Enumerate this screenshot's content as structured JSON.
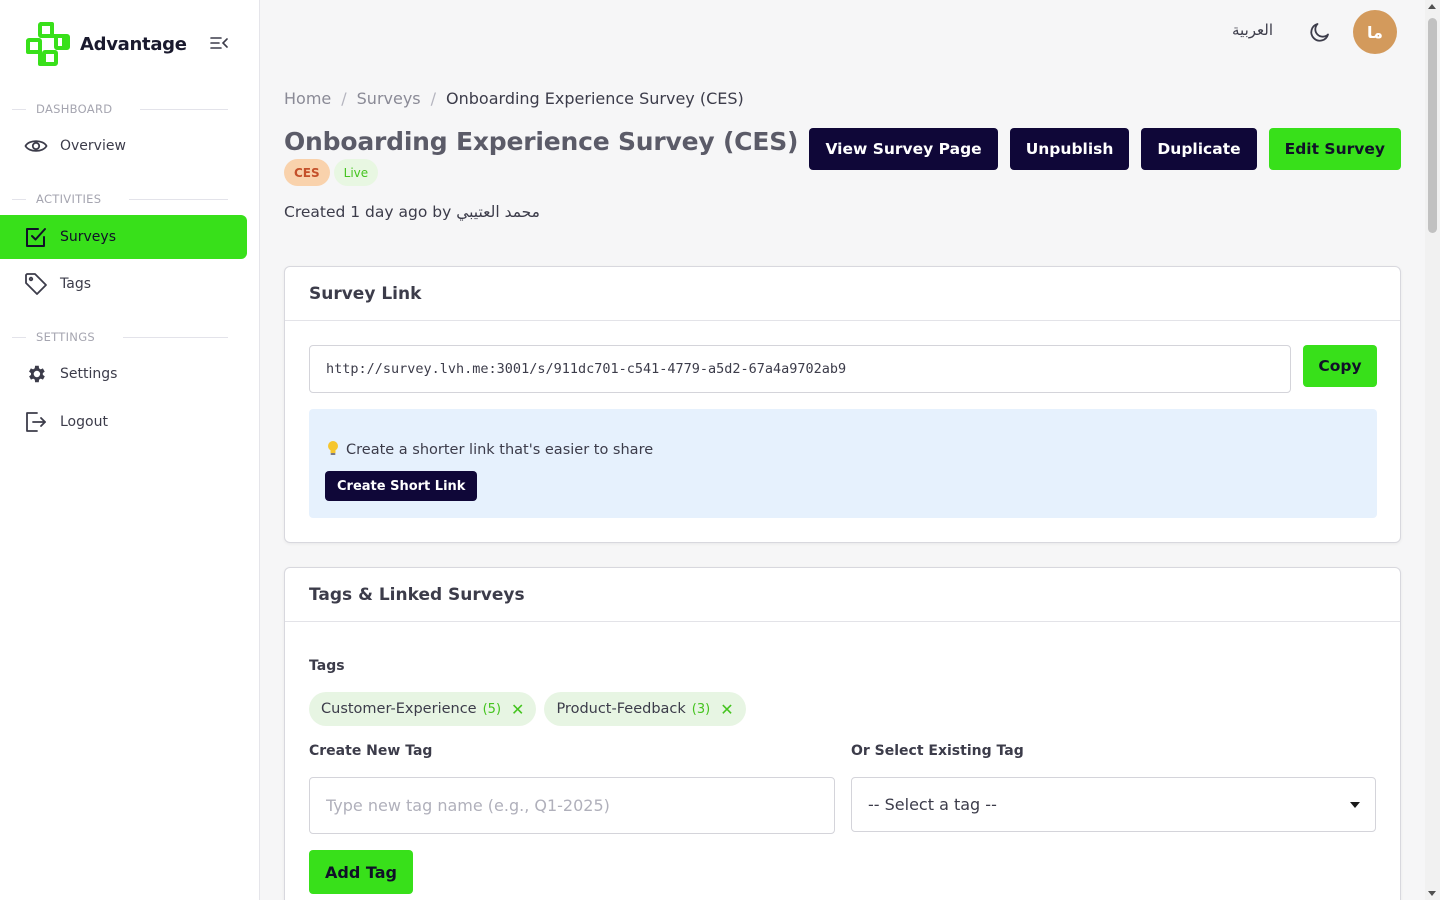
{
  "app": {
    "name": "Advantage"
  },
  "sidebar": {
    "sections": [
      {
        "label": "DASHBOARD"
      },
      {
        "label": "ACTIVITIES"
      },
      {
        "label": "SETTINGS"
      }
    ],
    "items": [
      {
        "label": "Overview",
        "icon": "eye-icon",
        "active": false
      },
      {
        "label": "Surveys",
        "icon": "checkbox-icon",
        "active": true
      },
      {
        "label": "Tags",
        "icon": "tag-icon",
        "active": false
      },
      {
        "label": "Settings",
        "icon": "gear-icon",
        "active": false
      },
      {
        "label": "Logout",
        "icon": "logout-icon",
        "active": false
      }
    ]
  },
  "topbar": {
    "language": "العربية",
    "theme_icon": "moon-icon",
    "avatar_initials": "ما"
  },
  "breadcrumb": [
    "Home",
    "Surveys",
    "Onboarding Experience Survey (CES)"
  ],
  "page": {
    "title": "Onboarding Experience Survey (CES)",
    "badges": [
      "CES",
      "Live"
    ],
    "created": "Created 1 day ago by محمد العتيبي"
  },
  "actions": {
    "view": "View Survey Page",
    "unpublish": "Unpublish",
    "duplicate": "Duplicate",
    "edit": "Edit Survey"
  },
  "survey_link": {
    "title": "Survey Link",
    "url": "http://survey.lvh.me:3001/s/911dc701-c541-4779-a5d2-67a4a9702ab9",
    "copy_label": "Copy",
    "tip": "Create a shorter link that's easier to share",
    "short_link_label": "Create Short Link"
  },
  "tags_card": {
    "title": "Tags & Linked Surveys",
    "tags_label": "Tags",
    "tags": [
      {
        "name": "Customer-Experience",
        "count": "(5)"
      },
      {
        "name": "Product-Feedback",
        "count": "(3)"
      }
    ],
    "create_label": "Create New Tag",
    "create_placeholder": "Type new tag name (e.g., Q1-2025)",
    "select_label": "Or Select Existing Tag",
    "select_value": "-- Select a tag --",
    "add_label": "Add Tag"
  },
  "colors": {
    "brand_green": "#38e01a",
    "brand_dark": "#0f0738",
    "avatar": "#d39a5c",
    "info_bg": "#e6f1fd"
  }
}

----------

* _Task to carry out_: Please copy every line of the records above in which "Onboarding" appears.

* _Exercise answer_:
    "Onboarding Experience Survey (CES)"
    "title": "Onboarding Experience Survey (CES)",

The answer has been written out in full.